As I gazed out over the still waters below, I felt the characteristic sensation of my knees beginning to knock.
It was supposedly heaven, this location. Soaring archipelagos rocketing from eerily still azure waters, a sky so blue it was practically bruised, a wooden boat, bobbing gently in the balmy breeze.
But it was hell, staring down at those waters. Staring from the high upper ledge of the boat, clinging to the side like a limpet clasping for dear life in a sea storm, and those knees knocking rhythmically; knock. Knock. Knock.
My husband eyed me in confusion, still clutching my hand, asking me silently, was I ready? Was I ready to let go? I shook my head, but my neck was frozen, eyes still fixed to beyond my rigid, curled up toes. No! I cried out in my head, but he didn't hear. He leant back, smiling, twinkling, pressing my hand firmly into the air in a pre-celebratory pose.
Then, without a backward glance, he was gone. Flying through the air, like a coiled, pale pink scarf, flailing, yelping, until he hit the surface with a smack. The cheers echoed off the rocks like thunderclaps and all eyes lurched upwards to me, still clutching, still trembling.

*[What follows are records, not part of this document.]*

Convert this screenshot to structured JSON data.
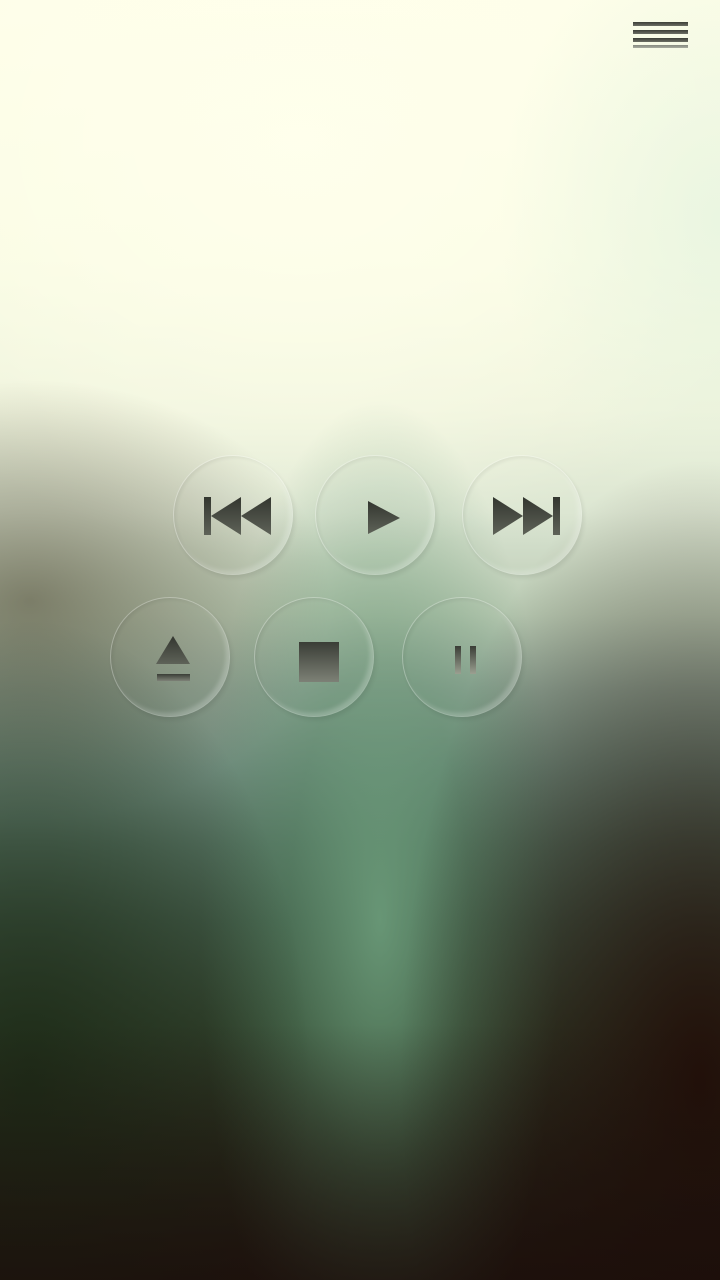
{
  "header": {
    "menu_icon": "hamburger-menu-icon"
  },
  "controls": {
    "row1": [
      {
        "id": "previous",
        "icon": "skip-previous-icon"
      },
      {
        "id": "play",
        "icon": "play-icon"
      },
      {
        "id": "next",
        "icon": "skip-next-icon"
      }
    ],
    "row2": [
      {
        "id": "eject",
        "icon": "eject-icon"
      },
      {
        "id": "stop",
        "icon": "stop-icon"
      },
      {
        "id": "pause",
        "icon": "pause-icon"
      }
    ]
  },
  "colors": {
    "icon_dark": "#3a3d36",
    "icon_light": "#7d8176",
    "background_top": "#fefee8",
    "background_mid": "#6f8b7c",
    "background_bottom": "#241812"
  }
}
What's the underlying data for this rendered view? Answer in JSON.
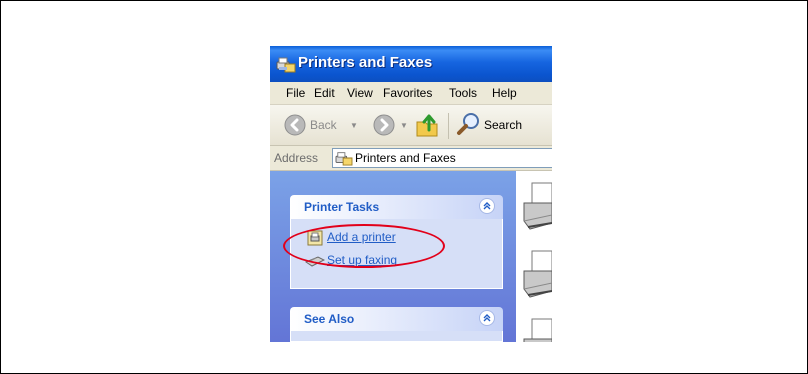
{
  "window": {
    "title": "Printers and Faxes",
    "title_icon": "printer-folder-icon",
    "titlebar_color": "#0b55cf"
  },
  "menu": {
    "items": [
      "File",
      "Edit",
      "View",
      "Favorites",
      "Tools",
      "Help"
    ]
  },
  "toolbar": {
    "back_label": "Back",
    "search_label": "Search",
    "icons": [
      "back-arrow-icon",
      "forward-arrow-icon",
      "folder-up-icon",
      "search-magnifier-icon"
    ]
  },
  "address": {
    "label": "Address",
    "value": "Printers and Faxes",
    "icon": "printer-folder-icon"
  },
  "taskpane": {
    "printer_tasks": {
      "title": "Printer Tasks",
      "items": [
        {
          "label": "Add a printer",
          "icon": "add-printer-icon"
        },
        {
          "label": "Set up faxing",
          "icon": "fax-icon"
        }
      ]
    },
    "see_also": {
      "title": "See Also"
    },
    "link_color": "#215dc6",
    "header_color": "#215dc6"
  },
  "annotation": {
    "color": "#e2001a"
  }
}
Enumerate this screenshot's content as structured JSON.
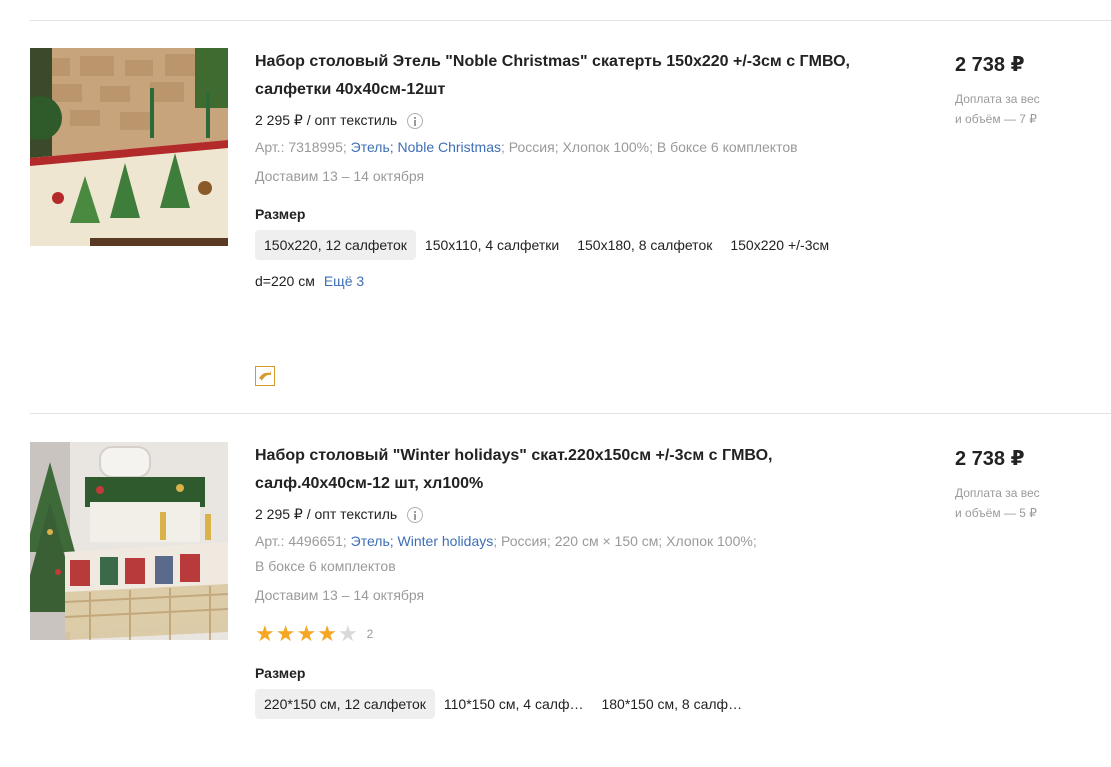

With a short, puffed out breath, I let go. All at once, the bottom fell out of my world. I screamed as the air screeched past my ears, tugging my hair, grabbing at my limbs like a child seizing a rag doll in a temper. I think I screamed, especially as I saw the side of the boat, impossibly close, barely inches from my bulging eyes. I think I died, briefly, flying through the skies like a plummeting acorn from a tree. All breath left me and I closed my eyes, dreaming briefly of a lifetime of experiences.
Then, rebirth. My body slammed into the darkness of the water, and I opened my mouth in wordless horror. The water flew in, I spat it out. Then surfaced, blinking, as the sun hit my forehead like a slap.
'You could have died!' my husband exclaimed, swimming beside me calmly, livid, yet amused. 'what were you doing? Why didn't you jump properly?'
I couldn't answer, not straight away. Instead, I laughed, quietly at first, then with growing hysteria. It was fear, but fear seemed suddenly so absurd, here in heaven. 'But I'm fine, aren't I?' I replied with bravado, clinging to his neck, clutching his stomach. 'I survived!'
In heaven, it is impossible to die, surely. But then I studied the rocks, those dark, brooding rocks, and thought, no. Even in heaven, there is death. Even in Halong Bay.
My smile faded.